EXPERIMENTAL: This status indicates that this software is experimental code at best. There are known issues and missing functionality. The APIs are completely unstable and likely to change. Use in production systems is not recommended. All code starts at this level. For more information see the ROS-Industrial software status page.
This package provides for camera intrinsic calibration. The camera intrinsics such as focal length, center point, and distortion parameters, are important if the camera position (extrinsic calibration) is to be determined with a high degree of accuracy. Incorrect camera intrinsics can lead to improper extrinsic calibration which can result in poor process results.
The procedure uses a slightly different cost function than OpenCV and Matlab. It relies on knowing the distance the camera is moved between successive images. When performed precisely, the routine is both quicker because it requires fewer images and more accurate because the parameters have lower co-variance. In order to run the calibration, you will need a linear rail or guide in order to precisely position the camera prior to taking each image
While a camera_calibration method does already exist, for some industrial and high precision applications, the results may not be sufficient. Depending on the number and quality of the images collected by the user, the calibration method can result in widely varying focal length values.
A 1-2% error in the focal length calculation could lead to a position error of ~2cm or more. Such position error could lead to problems if the robotic system is not designed to compensate for the error. Grippers could miss grasping parts or run into the part they are trying to grab.

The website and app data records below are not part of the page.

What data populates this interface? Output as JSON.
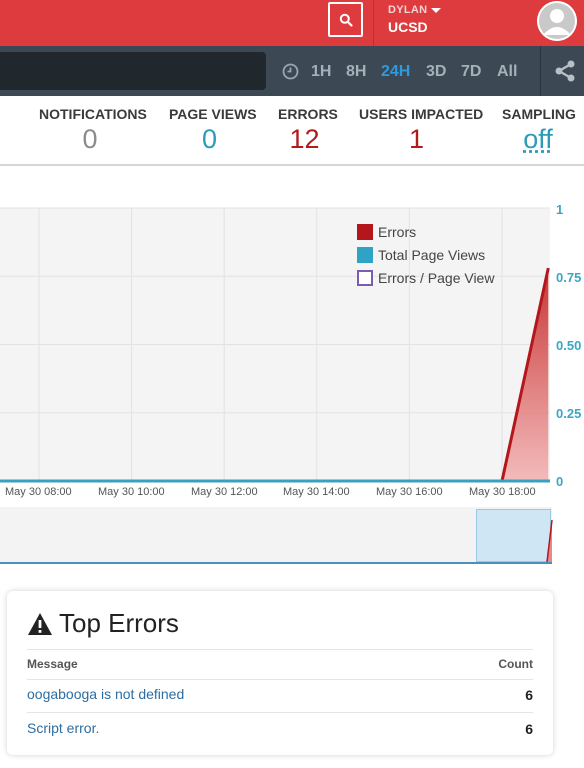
{
  "header": {
    "user_name": "DYLAN",
    "org_name": "UCSD",
    "search_icon": "search-icon",
    "avatar_icon": "user-avatar-icon"
  },
  "toolbar": {
    "search_placeholder": "",
    "time_ranges": [
      "1H",
      "8H",
      "24H",
      "3D",
      "7D",
      "All"
    ],
    "active_range": "24H",
    "icons": [
      "clock-icon",
      "share-icon"
    ]
  },
  "stats": [
    {
      "label": "NOTIFICATIONS",
      "value": "0",
      "color": "#8c8c8c"
    },
    {
      "label": "PAGE VIEWS",
      "value": "0",
      "color": "#2c9bb8"
    },
    {
      "label": "ERRORS",
      "value": "12",
      "color": "#b31b1b"
    },
    {
      "label": "USERS IMPACTED",
      "value": "1",
      "color": "#b31b1b"
    },
    {
      "label": "SAMPLING",
      "value": "off",
      "color": "#2c9bb8"
    }
  ],
  "chart_data": {
    "type": "area",
    "legend": [
      "Errors",
      "Total Page Views",
      "Errors / Page View"
    ],
    "legend_colors": [
      "#b3171c",
      "#2ea3c4",
      "#7a5cb5"
    ],
    "legend_placement": "top-right",
    "x_ticks": [
      "May 30 08:00",
      "May 30 10:00",
      "May 30 12:00",
      "May 30 14:00",
      "May 30 16:00",
      "May 30 18:00"
    ],
    "y_ticks": [
      "0",
      "0.25",
      "0.50",
      "0.75",
      "1"
    ],
    "ylim": [
      0,
      1
    ],
    "grid": true,
    "series": [
      {
        "name": "Errors",
        "x": [
          "May 30 18:00",
          "May 30 19:00"
        ],
        "values": [
          0,
          0.78
        ]
      },
      {
        "name": "Total Page Views",
        "x": [
          "May 30 18:00",
          "May 30 19:00"
        ],
        "values": [
          0,
          0
        ]
      }
    ]
  },
  "top_errors": {
    "title": "Top Errors",
    "col_message": "Message",
    "col_count": "Count",
    "rows": [
      {
        "message": "oogabooga is not defined",
        "count": "6"
      },
      {
        "message": "Script error.",
        "count": "6"
      }
    ]
  }
}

Error per observation: The industrial calibration package utilizes the Ceres solver to collect all the image observations and optimize the camera parameters (intrinsic or extrinsic) to minimize the error. For the intrinsic calibration package, an observation is a single circle found in the calibration target. So for a single image of an 18x24 grid calibration target, there are 432 observations made, and 4320 observations made for a series of 10 images. After optimization, the total error is then divided by the number of observations in order to obtain the average error per observation. This is the measure of how accurately the algorithm was in finding the target location. Since the target location in the image is measured in pixels, then the error units is also in pixels. Thus, an average error per observation of 1 pixel indicates that final solution was able to find the actual target location with an accuracy of 1 pixel. When performed correctly, all calibration attempts should result in less than 1 pixel of error.
Convergence to a solution that has a low error, however, does not mean that the final result is correct. If too few images are provided, or the images are not diverse enough (based upon the calibration routine being executed), then the algorithm could converge to the wrong solution. To ensure accurate results, follow the tutorial instructions and any validation procedure provided.
Examples can be found in the tutorials section.